Paik Nam-june is inarguably the foremost video artist in South Korea. But who else can we talk about when it comes to video art, and what are the distinctive characteristics that other Korean video artists have developed?
The exhibition “Korean Video Art from 1970s to 1990s: Time Image Apparatus” at the National Museum of Modern and Contemporary Art, Korea’s Gwacheon venue in Gyeonggi Province chronicles video art in Korea between the 1970s and the 1990s, presenting some 130 works by Paik and others who later adopted video in their works.
Paik’s works on view include “Good Morning Mr. Orwell,” a 1984 intercontinental broadcasting project that reached an audience of some 25 million worldwide. Borrowing images from performances by Merce Cunningham, Allen Ginsberg, Laurie Anderson, Peter Gabriel, Allen Ginsberg, Joseph Beuys and others, Paik presents a collage of images that encompass pop culture, avant-garde art and mass media.
Park Hyun-ki’s “Untitled” (1979). MMCA
Another seminal work by Paik included in the exhibition is “Global Groove,” a 28-minute video collage of performances by dancers, artists and musicians, accompanied by different types of music.
“Global Groove” (1973) had a great impact on Korean artists, including Park Hyun-ki, who saw it for the first time at the Daegu American Cultural Center in 1974. After seeing the work, Park began using video in his installation works.
“While the art scene in Seoul was relatively conservative in embracing new mediums of art, the art scene in Daegu was more open to new influences. Artists like Park Hyun-ki and Lee Kang-so were some of the artists based in Daegu who took that freedom to pioneer art experiments,” said the exhibition’s co-curator Bae Myung-ji.
Park’s works at the exhibition include a number of video installations, such as the video stone tower displayed at the 1979 Sao Paulo Art Biennale and the 1980 Biennale de Paris.
There is also a series of photos documenting Park’s performance at the Sao Paulo Art Biennale, titled “Inclining Water.” In the photos, Park tilts a video displaying an image of water that is also tilting, creating the illusion that the television is filled with water.

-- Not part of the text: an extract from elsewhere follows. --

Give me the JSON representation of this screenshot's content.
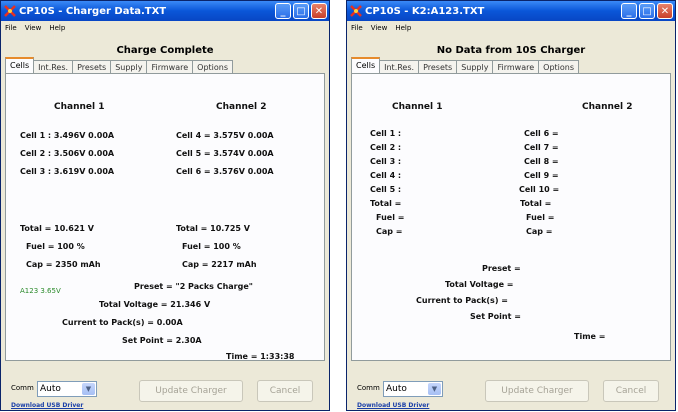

Park’s video installations, which use objects found in nature, are often described as “meditative.” Park’s works, in that respect, are sometimes associated with the mono-ha movement that started in Japan, according to some art critics.
“Park is perhaps the second most important video artist from Korea,” Bae said. “Interest in Park is also growing in the global art scene.”

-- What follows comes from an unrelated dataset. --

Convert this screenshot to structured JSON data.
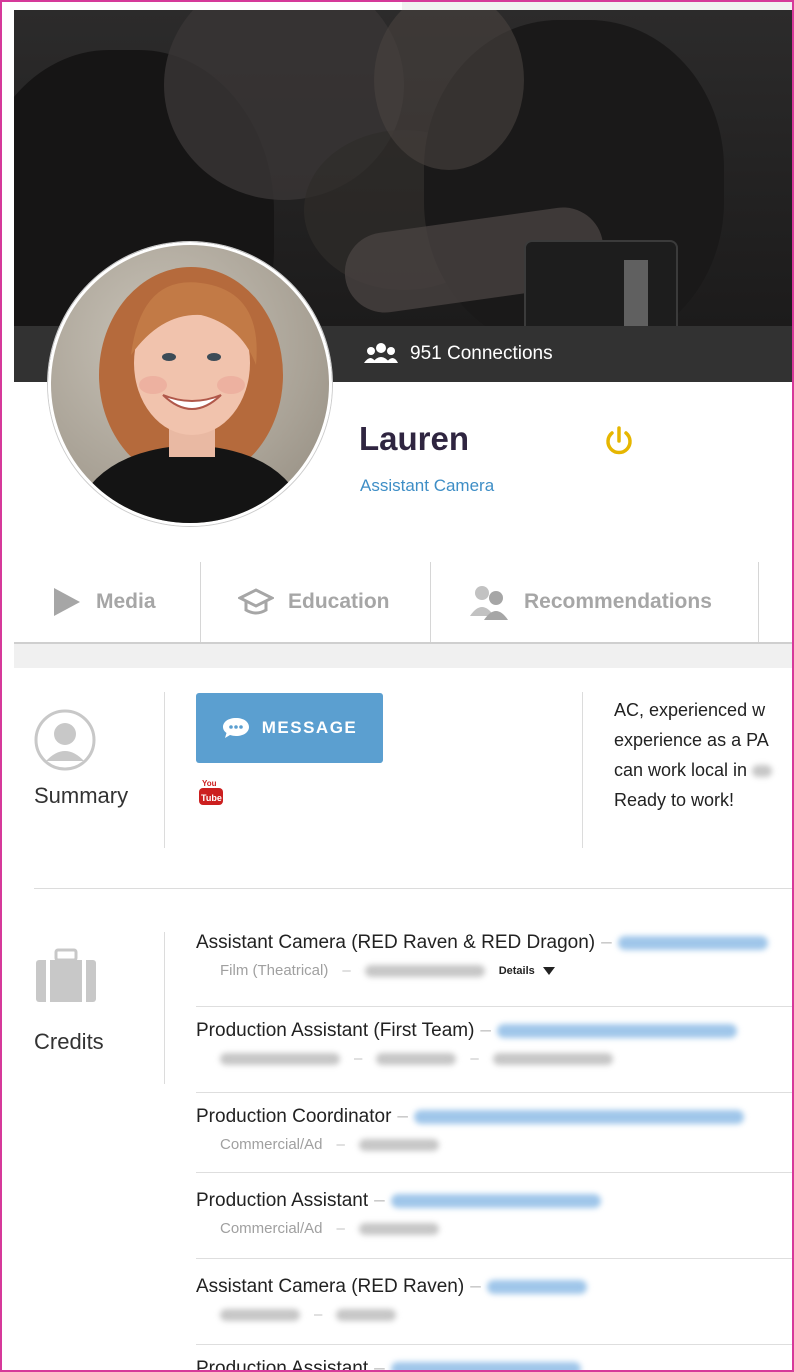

One of Park’s video works created in 1978 was recently acquired by the Museum of Modern Art in New York. A curator from Australia recently visited the exhibition to consider Park’s works for a future exhibition featuring video artists from Asian countries, including Korea, Japan and China, according to MMCA officials.
Video sculptures from the time are spotlighted in detail in the third section, titled, “Video Sculptures and Kinetic Video Art.”
“When minjung art and monochrome paintings were popular, many artists here tried to find alternative mediums. Video was one of them. The difference, however, is that video was sought by sculptors,” curator Bae said.
Yook Tae-jin’s “Ghost Furniture” (1995). MMCA
Yook Tae-jin’s “Ghost Furniture” (1995) is a low-tech installation made of old traditional Korean-style furniture and video monitors. The screens are set up in drawers that constantly move back and forth, showing a man walking up a flight of stairs.
Another video sculpture on view is Moon Joo’s “Sea of Time” (1999), an installation of small monitors. In this work, the monitors, lined up in a row, show images of the horizon on the sea. Each monitor is designed to move up and down to make the water appear to be in motion like waves.
The exhibition also presents different types of artworks that use video, some by less-discussed artists and others by globally famous artists, such as Lee Bul and Kim Soo-ja.
The exhibit runs through May 31 next year.
By Shim Woo-hyun (firstname.lastname@example.org